How to Freeze Your Greens
This article is a guide to how I freeze vegetables from my garden. You can use this method with either store bought veggies, or those picked in your garden. I’d like to state that I have been doing this for more than 20 years and no one has ever gotten sick. With that said, here is the USDA guide to freezing veggies, if you want more information.Today we are talking green beans and broccoli. My kids like their green beans whole, so I only take off the ends of each bean. However, if you want snap beans (like you get in the can), you will need to remove the top (bottom is optional) and snap each bean into 1 in sections. The bean at the bottom of the photo has been snapped so you can see what they should look like. You can discard the bottom and tops. (They go really well in a compost pile!)

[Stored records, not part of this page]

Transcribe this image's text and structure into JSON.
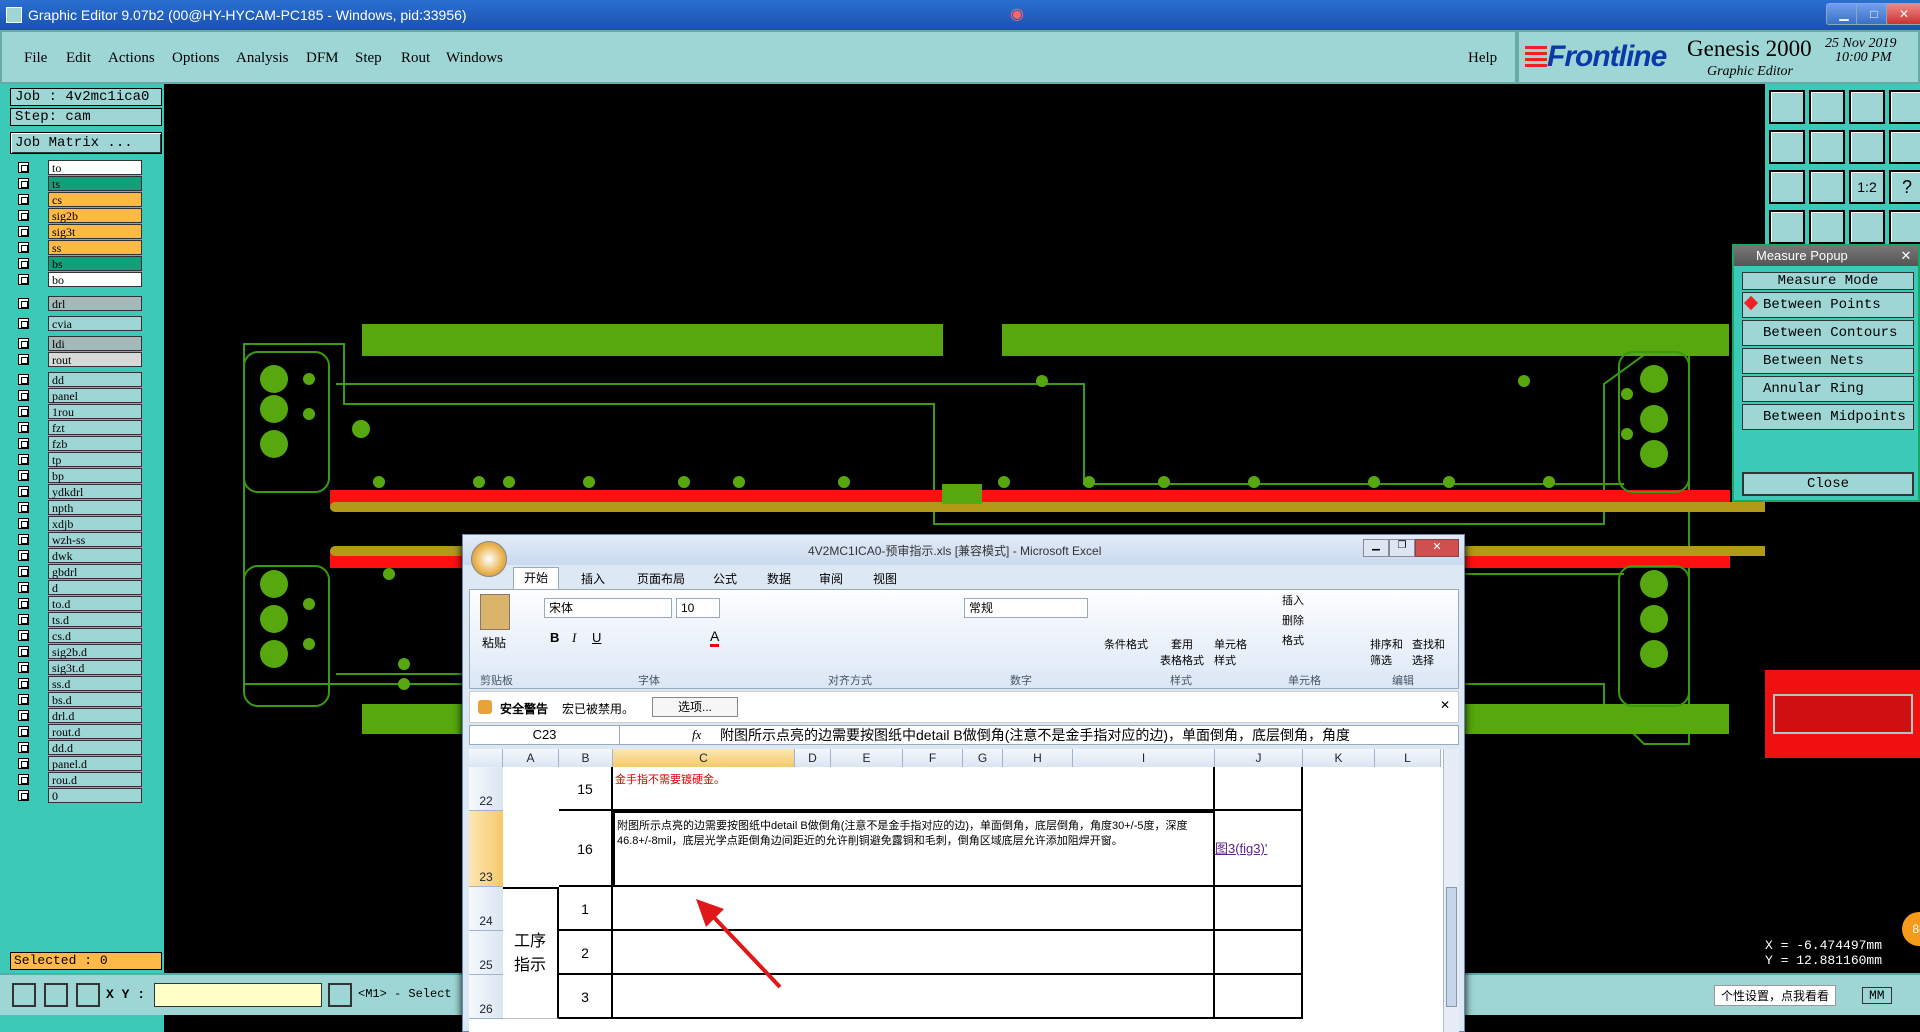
{
  "window": {
    "title": "Graphic Editor 9.07b2 (00@HY-HYCAM-PC185 - Windows, pid:33956)"
  },
  "menu": [
    "File",
    "Edit",
    "Actions",
    "Options",
    "Analysis",
    "DFM",
    "Step",
    "Rout",
    "Windows"
  ],
  "help_label": "Help",
  "brand": {
    "logo": "Frontline",
    "product": "Genesis 2000",
    "subtitle": "Graphic Editor",
    "date": "25 Nov 2019",
    "time": "10:00 PM"
  },
  "job": {
    "job_line": "Job : 4v2mc1ica0",
    "step_line": "Step: cam",
    "matrix_button": "Job Matrix ..."
  },
  "layers": [
    {
      "name": "to",
      "color": "#ffffff"
    },
    {
      "name": "ts",
      "color": "#11a07a"
    },
    {
      "name": "cs",
      "color": "#ffb84a"
    },
    {
      "name": "sig2b",
      "color": "#ffb84a"
    },
    {
      "name": "sig3t",
      "color": "#ffb84a"
    },
    {
      "name": "ss",
      "color": "#ffb84a"
    },
    {
      "name": "bs",
      "color": "#11a07a"
    },
    {
      "name": "bo",
      "color": "#ffffff"
    },
    {
      "name": "drl",
      "color": "#a8b8b8"
    },
    {
      "name": "cvia",
      "color": "#9ed6d6"
    },
    {
      "name": "ldi",
      "color": "#a8b8b8"
    },
    {
      "name": "rout",
      "color": "#d8d8d8"
    },
    {
      "name": "dd",
      "color": "#9ed6d6"
    },
    {
      "name": "panel",
      "color": "#9ed6d6"
    },
    {
      "name": "1rou",
      "color": "#9ed6d6"
    },
    {
      "name": "fzt",
      "color": "#9ed6d6"
    },
    {
      "name": "fzb",
      "color": "#9ed6d6"
    },
    {
      "name": "tp",
      "color": "#9ed6d6"
    },
    {
      "name": "bp",
      "color": "#9ed6d6"
    },
    {
      "name": "ydkdrl",
      "color": "#9ed6d6"
    },
    {
      "name": "npth",
      "color": "#9ed6d6"
    },
    {
      "name": "xdjb",
      "color": "#9ed6d6"
    },
    {
      "name": "wzh-ss",
      "color": "#9ed6d6"
    },
    {
      "name": "dwk",
      "color": "#9ed6d6"
    },
    {
      "name": "gbdrl",
      "color": "#9ed6d6"
    },
    {
      "name": "d",
      "color": "#9ed6d6"
    },
    {
      "name": "to.d",
      "color": "#9ed6d6"
    },
    {
      "name": "ts.d",
      "color": "#9ed6d6"
    },
    {
      "name": "cs.d",
      "color": "#9ed6d6"
    },
    {
      "name": "sig2b.d",
      "color": "#9ed6d6"
    },
    {
      "name": "sig3t.d",
      "color": "#9ed6d6"
    },
    {
      "name": "ss.d",
      "color": "#9ed6d6"
    },
    {
      "name": "bs.d",
      "color": "#9ed6d6"
    },
    {
      "name": "drl.d",
      "color": "#9ed6d6"
    },
    {
      "name": "rout.d",
      "color": "#9ed6d6"
    },
    {
      "name": "dd.d",
      "color": "#9ed6d6"
    },
    {
      "name": "panel.d",
      "color": "#9ed6d6"
    },
    {
      "name": "rou.d",
      "color": "#9ed6d6"
    },
    {
      "name": "0",
      "color": "#9ed6d6"
    }
  ],
  "selected_label": "Selected : 0",
  "bottom": {
    "xy_label": "X Y :",
    "mode": "<M1> - Select",
    "units": "MM",
    "tooltip": "个性设置，点我看看"
  },
  "coords": {
    "x": "X = -6.474497mm",
    "y": "Y = 12.881160mm"
  },
  "measure": {
    "title": "Measure Popup",
    "mode_label": "Measure Mode",
    "options": [
      "Between Points",
      "Between Contours",
      "Between Nets",
      "Annular Ring",
      "Between Midpoints"
    ],
    "close_label": "Close"
  },
  "excel": {
    "title": "4V2MC1ICA0-预审指示.xls  [兼容模式] - Microsoft Excel",
    "tabs": [
      "开始",
      "插入",
      "页面布局",
      "公式",
      "数据",
      "审阅",
      "视图"
    ],
    "font_name": "宋体",
    "font_size": "10",
    "number_format": "常规",
    "groups": [
      "剪贴板",
      "字体",
      "对齐方式",
      "数字",
      "样式",
      "单元格",
      "编辑"
    ],
    "paste_label": "粘贴",
    "style_buttons": [
      "条件格式",
      "套用\n表格格式",
      "单元格\n样式"
    ],
    "cell_buttons": [
      "插入",
      "删除",
      "格式"
    ],
    "edit_buttons": [
      "排序和\n筛选",
      "查找和\n选择"
    ],
    "security": {
      "title": "安全警告",
      "text": "宏已被禁用。",
      "button": "选项..."
    },
    "name_box": "C23",
    "formula": "附图所示点亮的边需要按图纸中detail B做倒角(注意不是金手指对应的边)，单面倒角，底层倒角，角度",
    "columns": [
      "A",
      "B",
      "C",
      "D",
      "E",
      "F",
      "G",
      "H",
      "I",
      "J",
      "K",
      "L"
    ],
    "rows": [
      {
        "num": "22",
        "b": "15",
        "c": "金手指不需要镀硬金。",
        "j": ""
      },
      {
        "num": "23",
        "b": "16",
        "c": "附图所示点亮的边需要按图纸中detail B做倒角(注意不是金手指对应的边)，单面倒角，底层倒角，角度30+/-5度，深度46.8+/-8mil，底层光学点距倒角边间距近的允许削铜避免露铜和毛刺，倒角区域底层允许添加阻焊开窗。",
        "j": "图3(fig3)'"
      },
      {
        "num": "24",
        "b": "1",
        "c": "",
        "j": ""
      },
      {
        "num": "25",
        "b": "2",
        "c": "",
        "j": ""
      },
      {
        "num": "26",
        "b": "3",
        "c": "",
        "j": ""
      }
    ],
    "merged_label": "工序\n指示"
  }
}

While you are prepping your beans, you are going to want to get either a slotted spoon or spider skimmer and a pot of water. (I don’t have a lot of fancy tools in my kitchen, so your favorite long handled slotted spoon will work just fine.) You need to get your water to boil rapidly before you put your veggies in.
You also need to get your cold water station set up. It is best if you can add ice to the water, but since I don’t have an ice maker, I will show you how I deal with that small issue. You are going to need a colander and a big bowl. The bowl needs to be filled with cold water and ice (if you have it). Here is what my set-up looks like:
You need to have enough water in your bowl so that the veggies you are taking out of the boiling water will be submersed in the cold water.
Once this green color occurs, you need to get them out of the hot water and immediately into the cold ice water. You are wanting to stop the cooking process as quickly as you can. So let’s say, for example, your ice maker doesn’t work, and you don’t have any ice cube trays. I have this exact problem. So when I pull them out of the hot water, I put them in the bowl/colander with just cold tap water.
After all the green beans are out of the hot water, I pull the colander out of the cold water, and place the veggies in a clean kitchen towel. Then I wrap the towel up and place it in the freezer. Again, I do this because I want to stop the cooking process and get the veggies as cold as possible quickly. If you are doing small batches like I am at the moment, this isn’t going to hurt your freezer. If you are going to be doing huge batches, invest in some ice.
You only need to leave them in the cold water or the freezer for a few minutes, until the green beans are cold enough to handle with your hands. Take your veggies out of the freezer or the cold water bath, and place them on a clean dry towel. I like to let mine dry out for a little bit before I place them in the ziplock. I only mark my bags with the year and what is in them.
TIP: Mark your bag, or in the winter you are going to say, “Are these green beans, green peppers, broccoli or spinach?” Trust me on this!
If they are on your broccoli, you will find them floating to the surface in the boiling water. They are harmless (except to your garden), and actually turn into pretty white butterflies. Just be on the look out for them when you are pulling your broccoli out.
If you want to have individually frozen veggies so that they aren’t all stuck together, you will want to place each veggie on a cookie sheet. Put them on a level surface in your freezer for a few hours. Once they begin to freeze, you can put them in a freezer bag. I don’t mind a big block of veggies. I just bang it on the counter to break it up a bit and then cook them.
Now, get out there in your garden, pick some veggies and DO try this at home! Good luck and let me know how it turns out.